Date on Master's Thesis/Doctoral Dissertation


Document Type

Doctoral Dissertation

Degree Name

Ph. D.



Degree Program

Biology, PhD

Committee Chair

Eason, Perri

Committee Co-Chair (if applicable)

Carreiro, Margaret

Committee Member

Carreiro, Margaret

Committee Member

Alexander, James

Committee Member

Yanoviak, Steve

Committee Member

Carter, Tim

Author's Keywords

peromyscus leucopus; Lonicera maackii; urban; giving-up density; habitat selection; small mammal

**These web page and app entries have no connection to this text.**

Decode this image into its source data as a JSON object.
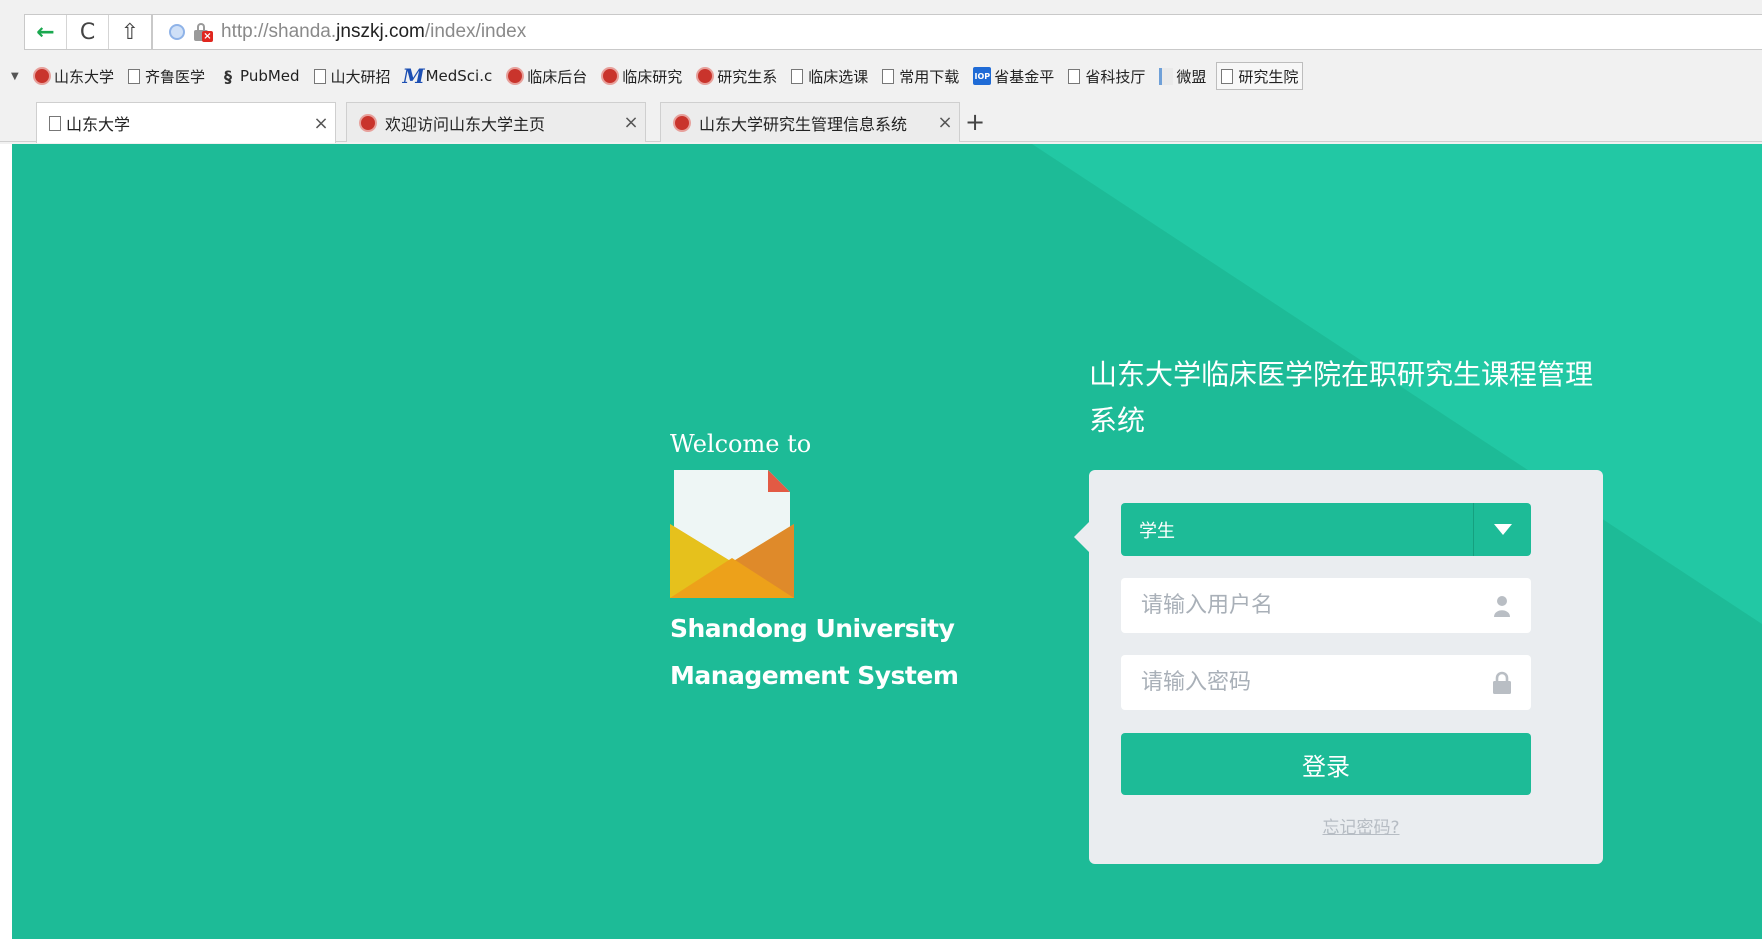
{
  "browser": {
    "address": {
      "scheme_prefix": "http://shanda.",
      "host": "jnszkj.com",
      "path": "/index/index"
    },
    "nav": {
      "back_glyph": "←",
      "reload_glyph": "C",
      "home_glyph": "⇧"
    },
    "bookmarks": [
      {
        "label": "山东大学",
        "icon": "university-seal-icon"
      },
      {
        "label": "齐鲁医学",
        "icon": "page-icon"
      },
      {
        "label": "PubMed",
        "icon": "dna-icon"
      },
      {
        "label": "山大研招",
        "icon": "page-icon"
      },
      {
        "label": "MedSci.c",
        "icon": "medsci-m-icon"
      },
      {
        "label": "临床后台",
        "icon": "university-seal-icon"
      },
      {
        "label": "临床研究",
        "icon": "red-seal-icon"
      },
      {
        "label": "研究生系",
        "icon": "university-seal-icon"
      },
      {
        "label": "临床选课",
        "icon": "page-icon"
      },
      {
        "label": "常用下载",
        "icon": "page-icon"
      },
      {
        "label": "省基金平",
        "icon": "iop-icon"
      },
      {
        "label": "省科技厅",
        "icon": "page-icon"
      },
      {
        "label": "微盟",
        "icon": "document-icon"
      },
      {
        "label": "研究生院",
        "icon": "page-icon"
      }
    ],
    "tabs": [
      {
        "label": "山东大学",
        "active": true,
        "icon": "page-icon"
      },
      {
        "label": "欢迎访问山东大学主页",
        "active": false,
        "icon": "university-seal-icon"
      },
      {
        "label": "山东大学研究生管理信息系统",
        "active": false,
        "icon": "university-seal-icon"
      }
    ],
    "tab_close_glyph": "×",
    "new_tab_glyph": "+"
  },
  "page": {
    "welcome": "Welcome to",
    "brand_line1": "Shandong University",
    "brand_line2": "Management System",
    "system_title": "山东大学临床医学院在职研究生课程管理系统",
    "logo_icon": "envelope-icon",
    "login": {
      "role_selected": "学生",
      "username_placeholder": "请输入用户名",
      "password_placeholder": "请输入密码",
      "submit_label": "登录",
      "forgot_label": "忘记密码?"
    }
  },
  "colors": {
    "page_bg": "#1dbb97",
    "page_bg_light": "#22c8a4",
    "card_bg": "#eaedf0",
    "primary_button": "#1dbb97",
    "placeholder_text": "#a9b0b8"
  }
}
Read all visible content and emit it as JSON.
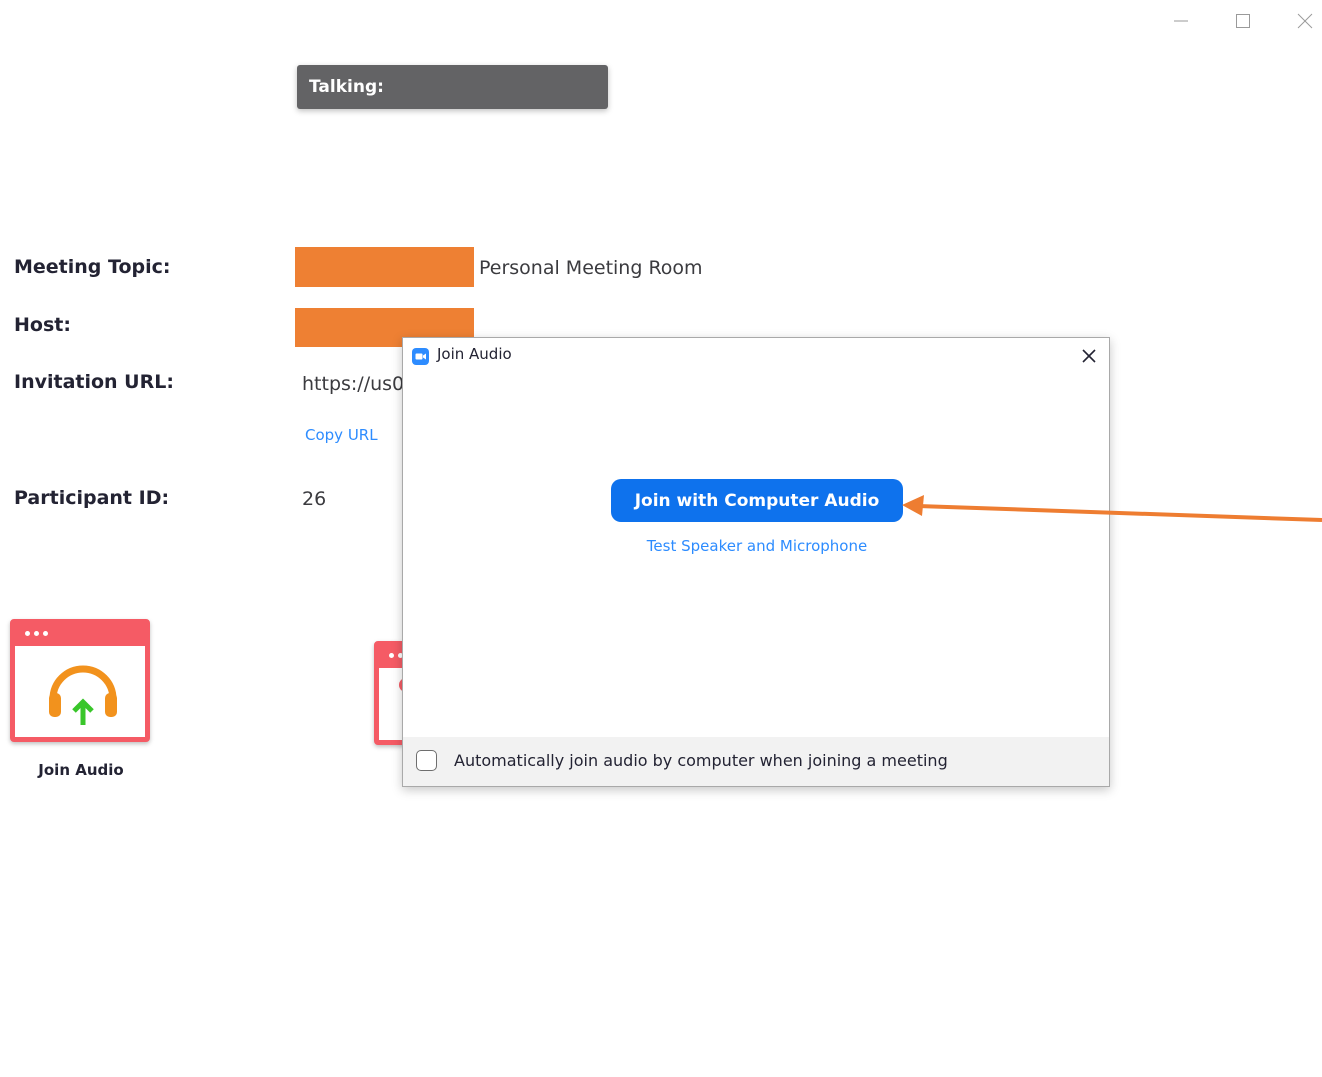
{
  "window_controls": {
    "minimize_icon": "minimize-icon",
    "maximize_icon": "maximize-icon",
    "close_icon": "close-icon"
  },
  "talking_bar": {
    "label": "Talking:"
  },
  "meeting_info": {
    "topic_label": "Meeting Topic:",
    "topic_value": "Personal Meeting Room",
    "host_label": "Host:",
    "invitation_label": "Invitation URL:",
    "invitation_value": "https://us0",
    "copy_url_label": "Copy URL",
    "participant_label": "Participant ID:",
    "participant_value": "26"
  },
  "tiles": {
    "join_audio_label": "Join Audio"
  },
  "dialog": {
    "title": "Join Audio",
    "join_button_label": "Join with Computer Audio",
    "test_link_label": "Test Speaker and Microphone",
    "auto_join_label": "Automatically join audio by computer when joining a meeting",
    "auto_join_checked": false
  },
  "colors": {
    "redaction": "#ee8033",
    "primary_blue": "#0e72ed",
    "link_blue": "#2d8cff",
    "tile_red": "#f55b65",
    "arrow_orange": "#ee7d31"
  }
}
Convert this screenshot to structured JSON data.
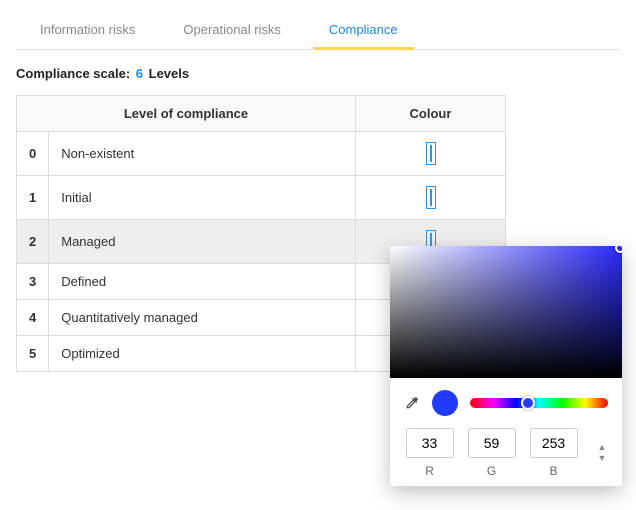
{
  "tabs": [
    {
      "label": "Information risks",
      "active": false
    },
    {
      "label": "Operational risks",
      "active": false
    },
    {
      "label": "Compliance",
      "active": true
    }
  ],
  "scale": {
    "label": "Compliance scale:",
    "count": "6",
    "unit": "Levels"
  },
  "table": {
    "headers": {
      "level": "Level of compliance",
      "colour": "Colour"
    },
    "rows": [
      {
        "idx": "0",
        "name": "Non-existent",
        "swatch": "#ffffff",
        "selected": false
      },
      {
        "idx": "1",
        "name": "Initial",
        "swatch": "#e8641b",
        "selected": false
      },
      {
        "idx": "2",
        "name": "Managed",
        "swatch": "#213bfd",
        "selected": true
      },
      {
        "idx": "3",
        "name": "Defined",
        "swatch": null,
        "selected": false
      },
      {
        "idx": "4",
        "name": "Quantitatively managed",
        "swatch": null,
        "selected": false
      },
      {
        "idx": "5",
        "name": "Optimized",
        "swatch": null,
        "selected": false
      }
    ]
  },
  "picker": {
    "preview": "#213bfd",
    "r": "33",
    "g": "59",
    "b": "253",
    "labels": {
      "r": "R",
      "g": "G",
      "b": "B"
    }
  }
}
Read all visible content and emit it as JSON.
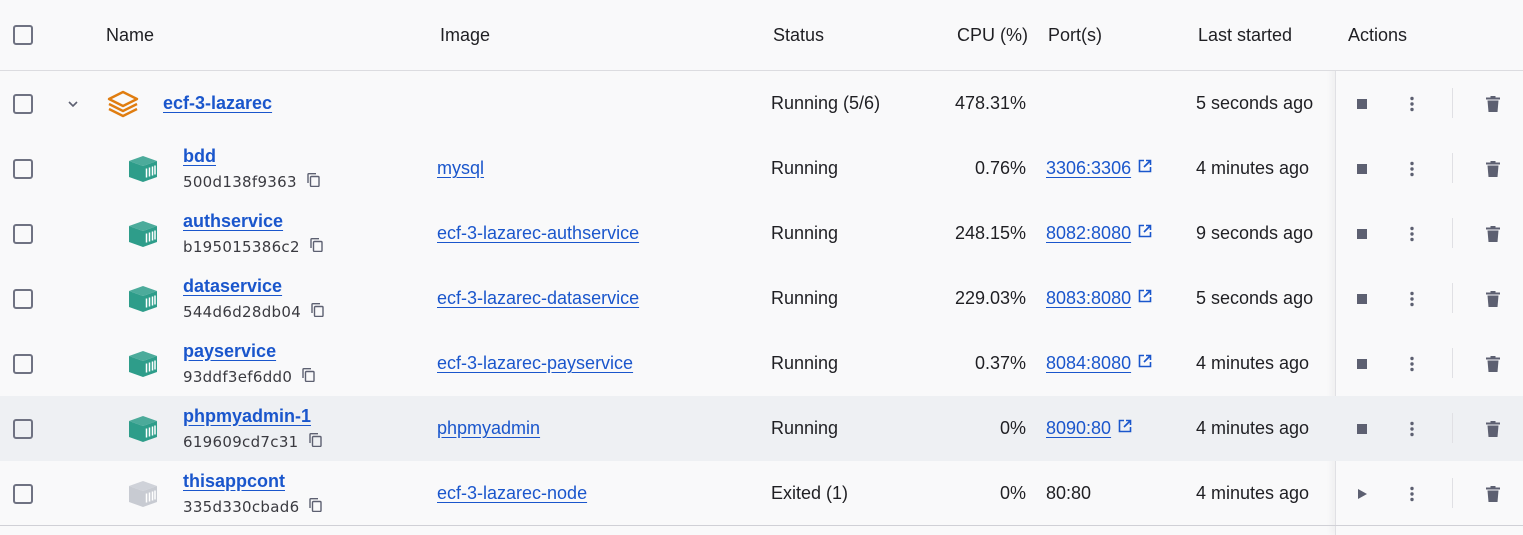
{
  "header": {
    "name": "Name",
    "image": "Image",
    "status": "Status",
    "cpu": "CPU (%)",
    "ports": "Port(s)",
    "last_started": "Last started",
    "actions": "Actions"
  },
  "group": {
    "name": "ecf-3-lazarec",
    "status": "Running (5/6)",
    "cpu": "478.31%",
    "last_started": "5 seconds ago",
    "icon": "stack-icon",
    "color": "#e07d10"
  },
  "containers": [
    {
      "name": "bdd",
      "id": "500d138f9363",
      "image": "mysql",
      "status": "Running",
      "cpu": "0.76%",
      "port": "3306:3306",
      "port_link": true,
      "last_started": "4 minutes ago",
      "running": true
    },
    {
      "name": "authservice",
      "id": "b195015386c2",
      "image": "ecf-3-lazarec-authservice",
      "status": "Running",
      "cpu": "248.15%",
      "port": "8082:8080",
      "port_link": true,
      "last_started": "9 seconds ago",
      "running": true
    },
    {
      "name": "dataservice",
      "id": "544d6d28db04",
      "image": "ecf-3-lazarec-dataservice",
      "status": "Running",
      "cpu": "229.03%",
      "port": "8083:8080",
      "port_link": true,
      "last_started": "5 seconds ago",
      "running": true
    },
    {
      "name": "payservice",
      "id": "93ddf3ef6dd0",
      "image": "ecf-3-lazarec-payservice",
      "status": "Running",
      "cpu": "0.37%",
      "port": "8084:8080",
      "port_link": true,
      "last_started": "4 minutes ago",
      "running": true
    },
    {
      "name": "phpmyadmin-1",
      "id": "619609cd7c31",
      "image": "phpmyadmin",
      "status": "Running",
      "cpu": "0%",
      "port": "8090:80",
      "port_link": true,
      "last_started": "4 minutes ago",
      "running": true
    },
    {
      "name": "thisappcont",
      "id": "335d330cbad6",
      "image": "ecf-3-lazarec-node",
      "status": "Exited (1)",
      "cpu": "0%",
      "port": "80:80",
      "port_link": false,
      "last_started": "4 minutes ago",
      "running": false
    }
  ],
  "colors": {
    "link": "#1a56cc",
    "running_icon": "#2e9d8a",
    "stopped_icon": "#c8cbd2",
    "action_icon": "#5d6071",
    "group_icon": "#e07d10"
  },
  "icons": {
    "container": "container-icon",
    "copy": "copy-icon",
    "external": "external-link-icon",
    "stop": "stop-icon",
    "start": "play-icon",
    "more": "more-vertical-icon",
    "delete": "trash-icon",
    "expand": "chevron-down-icon"
  }
}
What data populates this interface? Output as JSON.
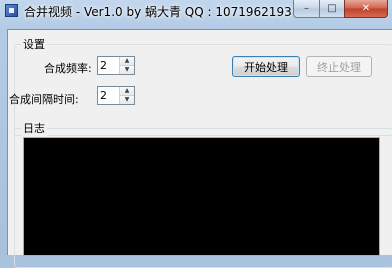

White-footed mice (Peromyscus leucopus) select for areas of greater canopy cover at the macro scale, and for areas with more CWD at the micro-scale. White-footed mice potentially avoid habitats with higher invasive species richness. White-footed mice preferentially foraged under the honeysuckle canopy in response to changes in temperature and humidity. This study suggests that the interaction between P. leucopus and ground layer invasive species is complex, and that the effect of moonlight may be diminished in this urban park. Urban ecosystems demonstrate high levels of anthropogenic land-use change, modification of abiotic inputs, and altered disturbance regimes. These changes result in reduced native biodiversity and increased presence of invasive species. Urban parks often serve as reserves for more sensitive native species, helping to preserve native biodiversity through mitigation of anthropogenic effects. Understanding what changes affect these urban parks, how the vegetative community responds, and how species (small mammals in particular) modify their behaviors to persist in these areas will increase our ability to manage urban areas for maximum biodiversity. This research project took place in Twin Parks, a forested bottomland urban park. Chapter 1 assesses the habitat at a macro scale, determining what elements of the vegetative community, vertical structure, and environment contribute to patterns of white-footed mouse capture. Chapter 2 assesses habitat selection at a microhabitat scale, examining how P. leucopus uses the invasive Amur honeysuckle (Lonicera maackii). Chapter 3 examines P. leucopus anti-predator responses in relation to coarse woody debris (CWD) and honeysuckle canopy cover using Giving-Up-Density trials.